### Exercise requirements
No line of the records may be dropped; print them all again exactly.

### Records shown
******************************

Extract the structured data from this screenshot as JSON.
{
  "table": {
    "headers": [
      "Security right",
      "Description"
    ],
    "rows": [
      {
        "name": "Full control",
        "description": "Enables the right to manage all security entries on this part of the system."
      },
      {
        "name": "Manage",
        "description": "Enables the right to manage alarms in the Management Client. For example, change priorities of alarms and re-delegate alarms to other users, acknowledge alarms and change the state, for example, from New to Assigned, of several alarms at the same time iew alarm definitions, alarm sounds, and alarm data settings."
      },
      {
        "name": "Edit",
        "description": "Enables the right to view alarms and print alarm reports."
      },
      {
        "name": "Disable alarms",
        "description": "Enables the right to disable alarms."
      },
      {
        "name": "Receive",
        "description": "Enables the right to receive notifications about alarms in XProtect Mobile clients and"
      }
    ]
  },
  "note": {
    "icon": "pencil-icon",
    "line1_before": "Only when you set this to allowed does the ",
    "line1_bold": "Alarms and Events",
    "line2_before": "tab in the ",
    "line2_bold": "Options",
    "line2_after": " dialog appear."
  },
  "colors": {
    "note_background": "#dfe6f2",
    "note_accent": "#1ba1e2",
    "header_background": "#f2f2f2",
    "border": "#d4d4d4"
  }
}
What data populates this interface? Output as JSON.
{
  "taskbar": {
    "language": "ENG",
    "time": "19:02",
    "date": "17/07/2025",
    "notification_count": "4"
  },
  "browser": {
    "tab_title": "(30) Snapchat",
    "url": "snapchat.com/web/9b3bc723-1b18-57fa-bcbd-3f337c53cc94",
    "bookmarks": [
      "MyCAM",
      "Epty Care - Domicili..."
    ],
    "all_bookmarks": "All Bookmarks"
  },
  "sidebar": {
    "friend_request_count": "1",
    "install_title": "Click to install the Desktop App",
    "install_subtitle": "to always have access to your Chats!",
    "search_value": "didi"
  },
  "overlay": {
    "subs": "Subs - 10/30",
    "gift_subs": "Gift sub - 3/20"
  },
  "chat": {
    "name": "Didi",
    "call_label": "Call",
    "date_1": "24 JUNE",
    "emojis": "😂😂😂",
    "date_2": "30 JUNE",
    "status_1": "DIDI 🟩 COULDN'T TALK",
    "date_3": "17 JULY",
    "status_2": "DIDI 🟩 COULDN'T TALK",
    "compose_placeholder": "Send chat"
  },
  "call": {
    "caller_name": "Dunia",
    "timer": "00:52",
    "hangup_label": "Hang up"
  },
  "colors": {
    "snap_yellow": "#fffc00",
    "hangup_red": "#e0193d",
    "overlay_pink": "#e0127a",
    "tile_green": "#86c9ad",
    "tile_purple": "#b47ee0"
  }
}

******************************

### Result of this task
Extract the structured data from this screenshot as JSON.
{
  "table": {
    "headers": [
      "Security right",
      "Description"
    ],
    "rows": [
      {
        "name": "Full control",
        "description": "Enables the right to manage all security entries on this part of the system."
      },
      {
        "name": "Manage",
        "description": "Enables the right to manage alarms in the Management Client. For example, change priorities of alarms and re-delegate alarms to other users, acknowledge alarms and change the state, for example, from New to Assigned, of several alarms at the same time iew alarm definitions, alarm sounds, and alarm data settings."
      },
      {
        "name": "Edit",
        "description": "Enables the right to view alarms and print alarm reports."
      },
      {
        "name": "Disable alarms",
        "description": "Enables the right to disable alarms."
      },
      {
        "name": "Receive",
        "description": "Enables the right to receive notifications about alarms in XProtect Mobile clients and"
      }
    ]
  },
  "note": {
    "icon": "pencil-icon",
    "line1_before": "Only when you set this to allowed does the ",
    "line1_bold": "Alarms and Events",
    "line2_before": "tab in the ",
    "line2_bold": "Options",
    "line2_after": " dialog appear."
  },
  "colors": {
    "note_background": "#dfe6f2",
    "note_accent": "#1ba1e2",
    "header_background": "#f2f2f2",
    "border": "#d4d4d4"
  }
}
What data populates this interface? Output as JSON.
{
  "taskbar": {
    "language": "ENG",
    "time": "19:02",
    "date": "17/07/2025",
    "notification_count": "4"
  },
  "browser": {
    "tab_title": "(30) Snapchat",
    "url": "snapchat.com/web/9b3bc723-1b18-57fa-bcbd-3f337c53cc94",
    "bookmarks": [
      "MyCAM",
      "Epty Care - Domicili..."
    ],
    "all_bookmarks": "All Bookmarks"
  },
  "sidebar": {
    "friend_request_count": "1",
    "install_title": "Click to install the Desktop App",
    "install_subtitle": "to always have access to your Chats!",
    "search_value": "didi"
  },
  "overlay": {
    "subs": "Subs - 10/30",
    "gift_subs": "Gift sub - 3/20"
  },
  "chat": {
    "name": "Didi",
    "call_label": "Call",
    "date_1": "24 JUNE",
    "emojis": "😂😂😂",
    "date_2": "30 JUNE",
    "status_1": "DIDI 🟩 COULDN'T TALK",
    "date_3": "17 JULY",
    "status_2": "DIDI 🟩 COULDN'T TALK",
    "compose_placeholder": "Send chat"
  },
  "call": {
    "caller_name": "Dunia",
    "timer": "00:52",
    "hangup_label": "Hang up"
  },
  "colors": {
    "snap_yellow": "#fffc00",
    "hangup_red": "#e0193d",
    "overlay_pink": "#e0127a",
    "tile_green": "#86c9ad",
    "tile_purple": "#b47ee0"
  }
}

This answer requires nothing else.